Dr. Jean-Paul Gagnon is a social and political philosopher specializing in democratic theory. In the light of recent developments around the world, I interviewed with Dr. Gagnon because of his expertise in democratic theory.
Tabak: How is it that democratic theorists can contribute to political analysis?
Gagnon: To answer this question we must first address what the political is. What are politics? In general, and for the sake of this discussion, I will term it as a process by which individuals participate in the governance and government of a specific geographically-bounded territory. The nature of politics changes with the nature of government, governance, civil society and a number of other complex factors. In most ‘democratic’ systems, we see the opportunity for non-elites and all legal minorities to participate in elections and to assemble freely for example (although, in practice, things are not quite as simple as these promises). In a totalitarian system, the obverse is most likely to be ‘true’.
I argue that democratic theorists contribute to political analysis because of the ‘sunglasses’ (as it were) that we offer for analysing politics. We are constantly looking for the means to infer how political activity in any given system impacts equality, communication, law, the selection of officials, the shape of a citizenry, and ultimately the citizenry’s sovereignty. And this is very much related to questions of rights, liberties, freedoms, justice, contemporary political society, republicanism and autonomy. This differs to other means of analysis. For example, in very simple terms, the economics theorist might be wearing sunglasses to determine how a political move is going to shape economic regulation.
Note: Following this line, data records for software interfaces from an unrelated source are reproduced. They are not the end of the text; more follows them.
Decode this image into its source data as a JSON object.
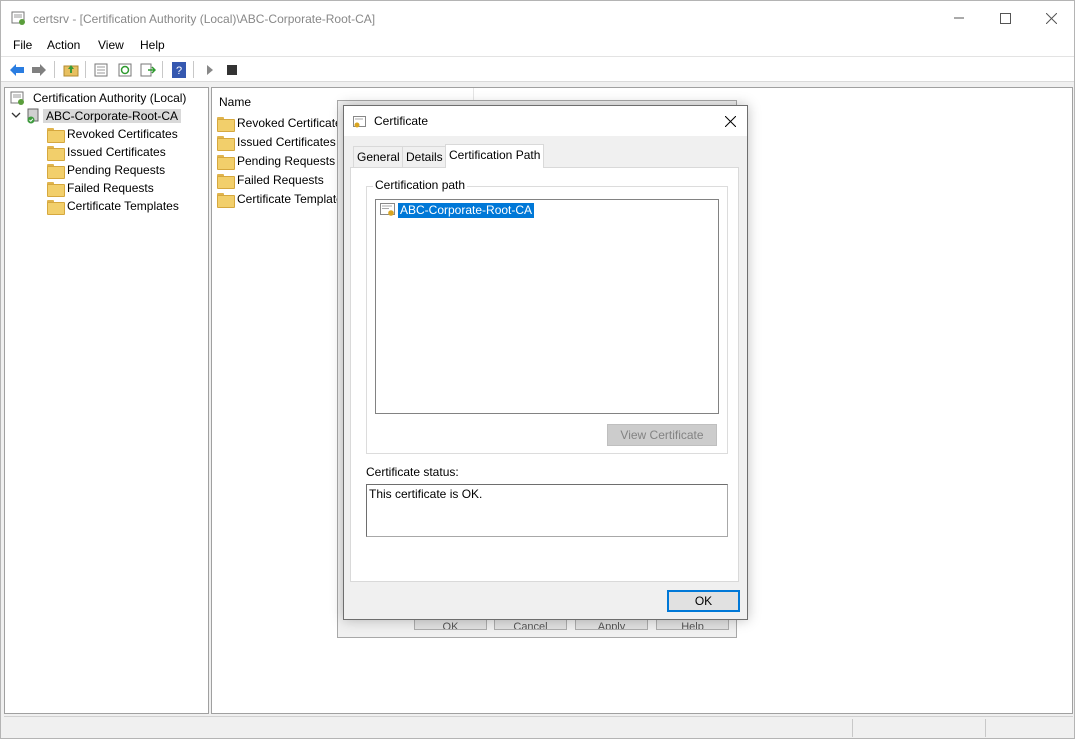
{
  "window": {
    "title": "certsrv - [Certification Authority (Local)\\ABC-Corporate-Root-CA]"
  },
  "menu": [
    "File",
    "Action",
    "View",
    "Help"
  ],
  "toolbar": {
    "icons": [
      "back-arrow-icon",
      "forward-arrow-icon",
      "up-folder-icon",
      "properties-icon",
      "refresh-icon",
      "export-list-icon",
      "help-icon",
      "start-service-icon",
      "stop-service-icon"
    ]
  },
  "tree": {
    "root": "Certification Authority (Local)",
    "ca": "ABC-Corporate-Root-CA",
    "folders": [
      "Revoked Certificates",
      "Issued Certificates",
      "Pending Requests",
      "Failed Requests",
      "Certificate Templates"
    ]
  },
  "list": {
    "column_name": "Name",
    "items": [
      "Revoked Certificates",
      "Issued Certificates",
      "Pending Requests",
      "Failed Requests",
      "Certificate Templates"
    ]
  },
  "bg_dialog": {
    "buttons": [
      "OK",
      "Cancel",
      "Apply",
      "Help"
    ]
  },
  "dialog": {
    "title": "Certificate",
    "tabs": [
      "General",
      "Details",
      "Certification Path"
    ],
    "active_tab": "Certification Path",
    "group_label": "Certification path",
    "path_item": "ABC-Corporate-Root-CA",
    "view_button": "View Certificate",
    "status_label": "Certificate status:",
    "status_text": "This certificate is OK.",
    "ok_button": "OK"
  },
  "colors": {
    "selection": "#0078d7",
    "folder": "#f2cf6b",
    "window_bg": "#f0f0f0"
  }
}
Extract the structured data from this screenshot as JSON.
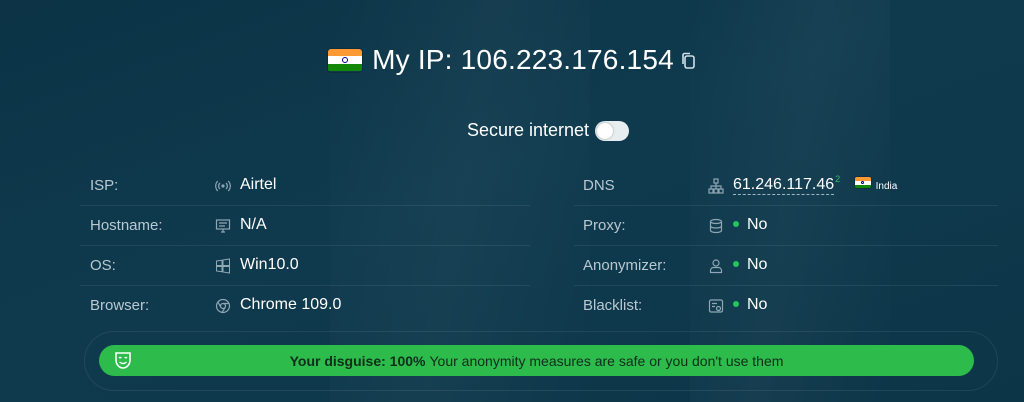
{
  "header": {
    "country_flag": "India",
    "ip_label": "My IP:",
    "ip_value": "106.223.176.154"
  },
  "secure_internet": {
    "label": "Secure internet",
    "enabled": false
  },
  "left_rows": [
    {
      "label": "ISP:",
      "icon": "wifi-signal-icon",
      "value": "Airtel"
    },
    {
      "label": "Hostname:",
      "icon": "server-icon",
      "value": "N/A"
    },
    {
      "label": "OS:",
      "icon": "windows-icon",
      "value": "Win10.0"
    },
    {
      "label": "Browser:",
      "icon": "chrome-icon",
      "value": "Chrome 109.0"
    }
  ],
  "right_rows": [
    {
      "label": "DNS",
      "icon": "network-tree-icon",
      "value": "61.246.117.46",
      "superscript": "2",
      "country": "India"
    },
    {
      "label": "Proxy:",
      "icon": "database-icon",
      "value": "No"
    },
    {
      "label": "Anonymizer:",
      "icon": "user-icon",
      "value": "No"
    },
    {
      "label": "Blacklist:",
      "icon": "blacklist-icon",
      "value": "No"
    }
  ],
  "disguise": {
    "bold_text": "Your disguise: 100%",
    "message": "Your anonymity measures are safe or you don't use them"
  },
  "colors": {
    "background": "#0f3a4e",
    "status_green": "#22c55e",
    "banner_green": "#2dbb4b"
  }
}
The international relations theorist has her sunglasses on to see how a political change might come to impact relations with a specific far-away country. The feminist may have his sunglasses on to see how a political decision will come to affect a number of women’s rights. All of these processes have ways of changing politics. We seek the democratic change. Of course, thinkers often borrow sunglasses from other camps for interdisciplinary studies that often yield unique and remarkable outcomes in political analysis – so matters are not as simple as I have portrayed them in the examples above.
Tabak: Would you argue that democracy affects politics in any meaningful way?
Gagnon: Because of our ‘sunglasses’, or variety of means to analyse the highly contested ‘variables’ of democracy, I argue that yes, democratic theory acts to democratise politics.
Published in Political Reflection Magazine Vol. 2 No. 4